§ **Given information**
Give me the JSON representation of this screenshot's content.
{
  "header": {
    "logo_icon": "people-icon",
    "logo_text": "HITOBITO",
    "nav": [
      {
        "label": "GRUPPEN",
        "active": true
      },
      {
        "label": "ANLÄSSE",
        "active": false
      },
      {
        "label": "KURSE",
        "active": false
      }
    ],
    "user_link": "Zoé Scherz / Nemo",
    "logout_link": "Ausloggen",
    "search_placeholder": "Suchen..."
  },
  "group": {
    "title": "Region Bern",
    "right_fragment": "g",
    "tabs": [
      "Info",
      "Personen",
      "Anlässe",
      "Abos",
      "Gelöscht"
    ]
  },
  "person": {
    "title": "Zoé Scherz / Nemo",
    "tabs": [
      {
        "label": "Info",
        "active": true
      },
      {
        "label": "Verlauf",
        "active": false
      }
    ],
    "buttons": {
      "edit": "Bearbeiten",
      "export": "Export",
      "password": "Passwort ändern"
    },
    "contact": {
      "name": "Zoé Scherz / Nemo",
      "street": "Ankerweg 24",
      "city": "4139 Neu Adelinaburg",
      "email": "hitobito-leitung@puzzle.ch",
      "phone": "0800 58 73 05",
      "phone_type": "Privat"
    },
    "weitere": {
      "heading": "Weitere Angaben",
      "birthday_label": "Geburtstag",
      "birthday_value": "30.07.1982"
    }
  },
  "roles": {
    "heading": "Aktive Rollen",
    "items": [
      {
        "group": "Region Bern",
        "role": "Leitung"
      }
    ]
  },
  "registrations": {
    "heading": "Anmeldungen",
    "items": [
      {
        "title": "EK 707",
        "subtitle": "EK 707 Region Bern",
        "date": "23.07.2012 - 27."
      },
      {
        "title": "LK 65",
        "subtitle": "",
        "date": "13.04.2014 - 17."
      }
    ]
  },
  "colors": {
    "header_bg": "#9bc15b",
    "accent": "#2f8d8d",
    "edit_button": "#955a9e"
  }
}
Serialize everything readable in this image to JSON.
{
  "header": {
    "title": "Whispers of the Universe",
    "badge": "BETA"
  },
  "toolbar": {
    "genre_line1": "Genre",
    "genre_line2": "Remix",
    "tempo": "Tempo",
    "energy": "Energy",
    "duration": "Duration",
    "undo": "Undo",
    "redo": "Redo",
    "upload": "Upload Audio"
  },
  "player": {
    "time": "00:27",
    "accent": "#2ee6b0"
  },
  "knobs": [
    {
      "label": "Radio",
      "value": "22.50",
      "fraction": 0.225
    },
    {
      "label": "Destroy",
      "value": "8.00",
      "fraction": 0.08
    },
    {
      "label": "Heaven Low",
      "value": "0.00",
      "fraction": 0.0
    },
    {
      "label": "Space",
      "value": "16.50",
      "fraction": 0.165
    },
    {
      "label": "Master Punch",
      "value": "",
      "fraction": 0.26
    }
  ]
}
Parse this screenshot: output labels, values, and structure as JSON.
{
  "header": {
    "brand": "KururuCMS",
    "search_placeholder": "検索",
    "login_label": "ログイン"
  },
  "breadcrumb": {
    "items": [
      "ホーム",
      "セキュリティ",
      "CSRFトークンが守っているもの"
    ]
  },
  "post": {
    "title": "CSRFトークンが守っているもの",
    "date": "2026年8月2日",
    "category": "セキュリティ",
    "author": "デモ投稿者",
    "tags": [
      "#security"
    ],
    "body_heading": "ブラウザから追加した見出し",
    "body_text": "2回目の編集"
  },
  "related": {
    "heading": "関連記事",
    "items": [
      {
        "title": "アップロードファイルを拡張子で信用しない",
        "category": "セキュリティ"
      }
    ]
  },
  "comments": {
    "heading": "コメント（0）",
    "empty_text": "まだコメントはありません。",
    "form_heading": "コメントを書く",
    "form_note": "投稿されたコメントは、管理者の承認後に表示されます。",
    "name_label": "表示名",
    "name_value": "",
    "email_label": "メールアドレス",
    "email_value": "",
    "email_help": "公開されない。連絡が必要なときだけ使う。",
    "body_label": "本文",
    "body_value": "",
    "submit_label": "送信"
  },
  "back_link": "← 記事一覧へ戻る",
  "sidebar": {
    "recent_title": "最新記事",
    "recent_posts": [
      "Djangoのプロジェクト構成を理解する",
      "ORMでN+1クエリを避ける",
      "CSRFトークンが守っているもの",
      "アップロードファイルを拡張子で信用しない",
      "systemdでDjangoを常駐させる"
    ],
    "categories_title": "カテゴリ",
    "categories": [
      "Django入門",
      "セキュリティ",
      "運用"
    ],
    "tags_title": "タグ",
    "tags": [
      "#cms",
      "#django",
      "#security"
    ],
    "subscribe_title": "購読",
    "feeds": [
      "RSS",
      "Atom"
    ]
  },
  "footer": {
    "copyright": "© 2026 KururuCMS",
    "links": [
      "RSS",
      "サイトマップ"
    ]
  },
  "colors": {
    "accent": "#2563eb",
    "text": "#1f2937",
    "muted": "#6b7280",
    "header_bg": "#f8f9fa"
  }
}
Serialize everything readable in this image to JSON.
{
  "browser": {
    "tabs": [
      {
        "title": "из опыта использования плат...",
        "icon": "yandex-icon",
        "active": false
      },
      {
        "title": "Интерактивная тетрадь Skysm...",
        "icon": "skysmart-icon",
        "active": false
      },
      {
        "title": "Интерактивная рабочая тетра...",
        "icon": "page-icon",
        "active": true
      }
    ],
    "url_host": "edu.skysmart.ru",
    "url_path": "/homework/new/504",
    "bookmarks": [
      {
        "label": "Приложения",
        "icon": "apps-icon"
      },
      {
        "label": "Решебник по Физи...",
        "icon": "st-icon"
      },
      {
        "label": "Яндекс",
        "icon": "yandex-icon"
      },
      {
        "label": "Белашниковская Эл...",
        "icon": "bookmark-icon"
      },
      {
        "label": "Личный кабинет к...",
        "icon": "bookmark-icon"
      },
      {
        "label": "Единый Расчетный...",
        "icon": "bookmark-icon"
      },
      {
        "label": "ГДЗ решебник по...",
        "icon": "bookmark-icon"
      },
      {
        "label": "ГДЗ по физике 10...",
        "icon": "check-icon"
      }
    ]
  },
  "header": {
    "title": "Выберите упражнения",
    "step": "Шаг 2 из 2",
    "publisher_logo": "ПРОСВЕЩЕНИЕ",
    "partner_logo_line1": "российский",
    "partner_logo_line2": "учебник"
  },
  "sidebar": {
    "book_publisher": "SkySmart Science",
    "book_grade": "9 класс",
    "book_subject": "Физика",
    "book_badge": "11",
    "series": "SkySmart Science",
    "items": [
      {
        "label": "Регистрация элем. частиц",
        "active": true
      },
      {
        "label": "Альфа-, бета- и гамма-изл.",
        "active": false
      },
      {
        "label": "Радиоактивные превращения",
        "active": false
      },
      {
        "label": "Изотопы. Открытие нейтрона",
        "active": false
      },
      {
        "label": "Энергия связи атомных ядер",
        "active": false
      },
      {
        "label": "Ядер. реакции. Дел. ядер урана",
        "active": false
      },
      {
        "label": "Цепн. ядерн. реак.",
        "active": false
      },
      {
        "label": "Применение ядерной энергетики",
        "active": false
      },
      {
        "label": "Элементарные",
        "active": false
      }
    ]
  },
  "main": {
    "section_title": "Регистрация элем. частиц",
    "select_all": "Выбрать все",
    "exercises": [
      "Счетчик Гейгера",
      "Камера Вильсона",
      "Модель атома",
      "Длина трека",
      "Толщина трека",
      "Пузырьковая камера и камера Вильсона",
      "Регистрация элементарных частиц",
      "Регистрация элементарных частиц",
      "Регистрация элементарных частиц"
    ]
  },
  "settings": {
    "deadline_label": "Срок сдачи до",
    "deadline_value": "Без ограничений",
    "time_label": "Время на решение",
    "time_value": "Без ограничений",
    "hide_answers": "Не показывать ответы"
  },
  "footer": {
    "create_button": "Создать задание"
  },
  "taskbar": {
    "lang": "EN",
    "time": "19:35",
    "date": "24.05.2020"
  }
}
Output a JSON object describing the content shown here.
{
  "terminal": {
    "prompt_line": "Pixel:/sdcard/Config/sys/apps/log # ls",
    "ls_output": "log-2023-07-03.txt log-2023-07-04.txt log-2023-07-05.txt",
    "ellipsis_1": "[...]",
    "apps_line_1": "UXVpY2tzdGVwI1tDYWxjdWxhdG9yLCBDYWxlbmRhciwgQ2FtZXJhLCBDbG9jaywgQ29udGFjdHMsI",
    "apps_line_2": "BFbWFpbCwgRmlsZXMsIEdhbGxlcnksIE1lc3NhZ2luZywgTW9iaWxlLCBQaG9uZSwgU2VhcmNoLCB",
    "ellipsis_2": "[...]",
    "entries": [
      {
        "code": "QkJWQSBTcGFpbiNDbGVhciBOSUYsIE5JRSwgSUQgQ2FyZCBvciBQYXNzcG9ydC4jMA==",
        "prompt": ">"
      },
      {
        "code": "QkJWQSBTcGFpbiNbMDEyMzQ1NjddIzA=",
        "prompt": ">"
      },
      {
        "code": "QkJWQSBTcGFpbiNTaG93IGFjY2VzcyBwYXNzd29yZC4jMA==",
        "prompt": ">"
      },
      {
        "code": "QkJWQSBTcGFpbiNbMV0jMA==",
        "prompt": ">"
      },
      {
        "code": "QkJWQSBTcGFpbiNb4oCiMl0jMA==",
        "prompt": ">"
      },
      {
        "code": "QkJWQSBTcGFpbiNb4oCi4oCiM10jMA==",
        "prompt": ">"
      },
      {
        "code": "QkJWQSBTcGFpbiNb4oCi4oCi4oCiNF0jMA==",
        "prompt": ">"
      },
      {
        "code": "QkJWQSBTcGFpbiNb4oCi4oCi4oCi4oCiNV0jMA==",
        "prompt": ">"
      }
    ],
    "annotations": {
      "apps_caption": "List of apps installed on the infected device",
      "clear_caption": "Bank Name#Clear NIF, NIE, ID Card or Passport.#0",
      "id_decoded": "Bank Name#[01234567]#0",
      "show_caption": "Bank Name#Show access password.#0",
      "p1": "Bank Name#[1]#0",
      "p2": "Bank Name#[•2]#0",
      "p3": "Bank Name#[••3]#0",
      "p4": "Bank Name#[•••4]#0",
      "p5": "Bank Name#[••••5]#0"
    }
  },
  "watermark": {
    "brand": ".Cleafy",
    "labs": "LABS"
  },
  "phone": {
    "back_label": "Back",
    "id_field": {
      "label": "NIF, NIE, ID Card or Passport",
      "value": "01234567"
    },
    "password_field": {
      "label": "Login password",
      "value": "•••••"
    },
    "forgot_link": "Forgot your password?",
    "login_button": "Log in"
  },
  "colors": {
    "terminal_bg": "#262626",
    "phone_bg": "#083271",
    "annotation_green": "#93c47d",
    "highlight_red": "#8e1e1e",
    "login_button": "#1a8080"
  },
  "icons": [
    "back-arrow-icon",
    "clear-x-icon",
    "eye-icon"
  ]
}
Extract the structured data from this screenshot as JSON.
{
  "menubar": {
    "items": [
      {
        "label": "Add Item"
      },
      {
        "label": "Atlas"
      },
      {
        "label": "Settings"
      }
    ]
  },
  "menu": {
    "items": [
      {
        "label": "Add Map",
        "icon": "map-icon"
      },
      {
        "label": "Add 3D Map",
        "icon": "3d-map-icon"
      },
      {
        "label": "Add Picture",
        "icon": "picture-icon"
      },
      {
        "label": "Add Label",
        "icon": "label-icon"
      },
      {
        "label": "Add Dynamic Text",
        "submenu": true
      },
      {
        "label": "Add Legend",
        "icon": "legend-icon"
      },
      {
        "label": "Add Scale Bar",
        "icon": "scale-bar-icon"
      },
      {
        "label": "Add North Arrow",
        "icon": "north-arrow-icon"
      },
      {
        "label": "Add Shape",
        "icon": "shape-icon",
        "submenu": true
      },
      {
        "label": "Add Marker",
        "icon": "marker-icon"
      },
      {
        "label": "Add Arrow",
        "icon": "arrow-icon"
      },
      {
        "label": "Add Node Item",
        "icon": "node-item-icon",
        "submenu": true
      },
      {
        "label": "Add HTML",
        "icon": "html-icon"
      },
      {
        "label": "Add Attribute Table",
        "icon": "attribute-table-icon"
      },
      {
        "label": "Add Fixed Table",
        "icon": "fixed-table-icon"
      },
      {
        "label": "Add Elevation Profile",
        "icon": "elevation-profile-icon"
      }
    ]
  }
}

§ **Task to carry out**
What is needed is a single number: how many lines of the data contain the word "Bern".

§ **Answer box**
3